Each weekend, at gas stations and parking lots and parks across Israel, car collectors gather with their beauties — and take a step back in time.
They bring Plymouth Pontiacs from the 1930s and 40s and Chevrolets from the 1950s. One Israeli man named Coco owns a nearly century-old Ford Model T, considered to be the world’s first affordable car.
About 1,000 people belong to Israel’s car collectors’ society, with about 4,000 cars between them. It’s called the Five Club, named for the bygone era up until 1960, when Israel’s license plates carried only five digits, not today’s seven — though any car older than 30 years is eligible for membership.
Most of the Five Club’s members are businesspeople or retirees in their 50s or older, with a great love of classic cars and a disposable income to match.
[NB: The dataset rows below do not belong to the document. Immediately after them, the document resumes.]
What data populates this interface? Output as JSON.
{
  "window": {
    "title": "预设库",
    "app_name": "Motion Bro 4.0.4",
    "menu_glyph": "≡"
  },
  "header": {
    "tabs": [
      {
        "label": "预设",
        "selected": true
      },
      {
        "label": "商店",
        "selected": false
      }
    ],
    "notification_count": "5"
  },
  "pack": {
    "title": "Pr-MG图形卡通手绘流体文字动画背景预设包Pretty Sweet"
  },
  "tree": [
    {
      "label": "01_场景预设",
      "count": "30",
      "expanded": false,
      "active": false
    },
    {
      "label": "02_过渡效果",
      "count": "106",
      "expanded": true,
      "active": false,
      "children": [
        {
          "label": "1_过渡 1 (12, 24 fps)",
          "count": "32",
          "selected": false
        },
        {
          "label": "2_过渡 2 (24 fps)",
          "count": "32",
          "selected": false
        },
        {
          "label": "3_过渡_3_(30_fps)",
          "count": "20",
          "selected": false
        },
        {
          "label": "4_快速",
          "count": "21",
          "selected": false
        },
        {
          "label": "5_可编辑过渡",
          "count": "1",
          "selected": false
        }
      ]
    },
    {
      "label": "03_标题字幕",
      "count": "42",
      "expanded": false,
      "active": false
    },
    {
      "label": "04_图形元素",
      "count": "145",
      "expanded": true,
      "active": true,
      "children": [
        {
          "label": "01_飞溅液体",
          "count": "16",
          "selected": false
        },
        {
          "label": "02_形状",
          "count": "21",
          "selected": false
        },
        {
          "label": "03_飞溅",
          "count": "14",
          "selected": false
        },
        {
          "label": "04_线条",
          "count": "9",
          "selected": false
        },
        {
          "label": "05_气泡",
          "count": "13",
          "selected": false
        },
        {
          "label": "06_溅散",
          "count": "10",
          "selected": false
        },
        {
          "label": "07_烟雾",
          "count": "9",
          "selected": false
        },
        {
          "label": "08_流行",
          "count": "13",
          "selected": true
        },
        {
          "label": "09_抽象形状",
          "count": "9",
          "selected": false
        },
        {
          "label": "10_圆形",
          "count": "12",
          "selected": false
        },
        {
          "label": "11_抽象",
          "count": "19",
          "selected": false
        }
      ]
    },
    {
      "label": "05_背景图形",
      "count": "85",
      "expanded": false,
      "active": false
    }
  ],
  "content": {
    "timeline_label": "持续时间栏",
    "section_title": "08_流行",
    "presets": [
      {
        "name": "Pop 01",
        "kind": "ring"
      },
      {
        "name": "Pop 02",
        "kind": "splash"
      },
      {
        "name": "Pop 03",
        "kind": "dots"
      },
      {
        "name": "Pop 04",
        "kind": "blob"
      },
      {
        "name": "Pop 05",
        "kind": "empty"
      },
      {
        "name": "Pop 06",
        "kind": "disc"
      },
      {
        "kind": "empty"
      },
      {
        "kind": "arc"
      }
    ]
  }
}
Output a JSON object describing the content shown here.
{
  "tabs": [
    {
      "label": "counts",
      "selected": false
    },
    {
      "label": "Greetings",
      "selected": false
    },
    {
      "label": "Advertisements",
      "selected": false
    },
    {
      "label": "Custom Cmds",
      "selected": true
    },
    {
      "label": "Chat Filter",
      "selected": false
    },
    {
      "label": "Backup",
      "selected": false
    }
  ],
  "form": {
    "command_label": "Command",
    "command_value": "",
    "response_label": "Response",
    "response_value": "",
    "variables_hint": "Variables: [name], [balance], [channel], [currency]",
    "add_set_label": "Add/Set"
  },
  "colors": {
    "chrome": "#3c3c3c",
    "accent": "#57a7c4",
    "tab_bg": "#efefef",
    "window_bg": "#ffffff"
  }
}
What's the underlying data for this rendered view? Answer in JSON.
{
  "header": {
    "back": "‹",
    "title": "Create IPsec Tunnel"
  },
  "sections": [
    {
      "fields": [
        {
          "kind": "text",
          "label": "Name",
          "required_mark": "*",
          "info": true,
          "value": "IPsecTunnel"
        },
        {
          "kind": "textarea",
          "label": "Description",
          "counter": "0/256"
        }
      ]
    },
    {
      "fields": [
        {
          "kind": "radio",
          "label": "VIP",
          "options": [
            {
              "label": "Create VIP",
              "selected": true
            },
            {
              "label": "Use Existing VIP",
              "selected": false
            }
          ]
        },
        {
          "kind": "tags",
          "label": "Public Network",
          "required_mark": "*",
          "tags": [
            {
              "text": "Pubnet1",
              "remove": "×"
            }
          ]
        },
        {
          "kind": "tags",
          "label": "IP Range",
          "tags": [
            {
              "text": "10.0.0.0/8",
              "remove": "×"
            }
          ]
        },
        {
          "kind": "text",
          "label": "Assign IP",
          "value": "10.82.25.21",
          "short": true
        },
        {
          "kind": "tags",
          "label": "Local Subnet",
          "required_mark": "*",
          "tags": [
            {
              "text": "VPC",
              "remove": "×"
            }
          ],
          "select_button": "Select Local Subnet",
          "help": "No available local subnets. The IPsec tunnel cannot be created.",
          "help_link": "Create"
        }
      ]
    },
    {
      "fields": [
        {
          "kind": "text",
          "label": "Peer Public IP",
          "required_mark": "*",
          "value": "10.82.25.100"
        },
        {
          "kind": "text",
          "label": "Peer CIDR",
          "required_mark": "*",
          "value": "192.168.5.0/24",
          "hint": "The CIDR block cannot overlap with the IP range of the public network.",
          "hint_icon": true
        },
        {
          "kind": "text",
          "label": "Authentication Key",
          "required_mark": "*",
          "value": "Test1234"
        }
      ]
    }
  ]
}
Many buy their antique automobiles and spare parts online from the United States and import them to Israel.
They steadfastly keep their prized wheels covered from the beating Mediterranean sun, and then bring them to club gatherings on weekends. They line up their cars in rows, and other Israelis come and gawk. Sometimes, they bring their cars to mental hospital patients and at-risk youth, who enjoy honking the old horns.
The club’s logo is a Middle Eastern tableau: a camel peeking out from behind an antique vehicle. The club’s members are also a colorful mix representing some of Israel’s diversity.
There are yarmulke-wearing Jews who drive their classic cars home from Friday afternoon gatherings before the start of the Sabbath, when the devout don’t drive. There are non-religious Jews for whom the Sabbath is a gleeful opportunity to enjoy their old cars when the roads are largely empty. There are also Arabs, who make up a fifth of the population of the Jewish state.
Sitting by their parked cars, they chew sunflower seeds and talk shop about horsepower and engines, and where they bought spare parts. They talk about a time, long ago, when cars lasted longer and seemed to be made with soul.
“People forget the politics and the problems and everything,” said Ron Akerman, 56, a real estate broker and proud owner of a 1980 Volvo 245 DL station wagon.
He said the theme at their annual gathering this year held on Friday is old cars vs. their newer models. A Chevrolet from 1967 was displayed with a 2017 model and a Jaguar from 1970 with one also from 2017. The oldest car was a burgundy red Austin 8 from 1936, he said.
Akerman said this year’s get-together is the biggest so far, featuring about 300 classic cars.
“In this crazy place called Israel you have islands of sanity,” he said.
AP photographer Oded Balilty has taken a closer look at some of the Five Club beauties, and here are some of his photos.
Text from the AP news story, AP PHOTOS: In Israel, antique car collectors find an escape, by Oded Balilty.
Photos by Oded Balilty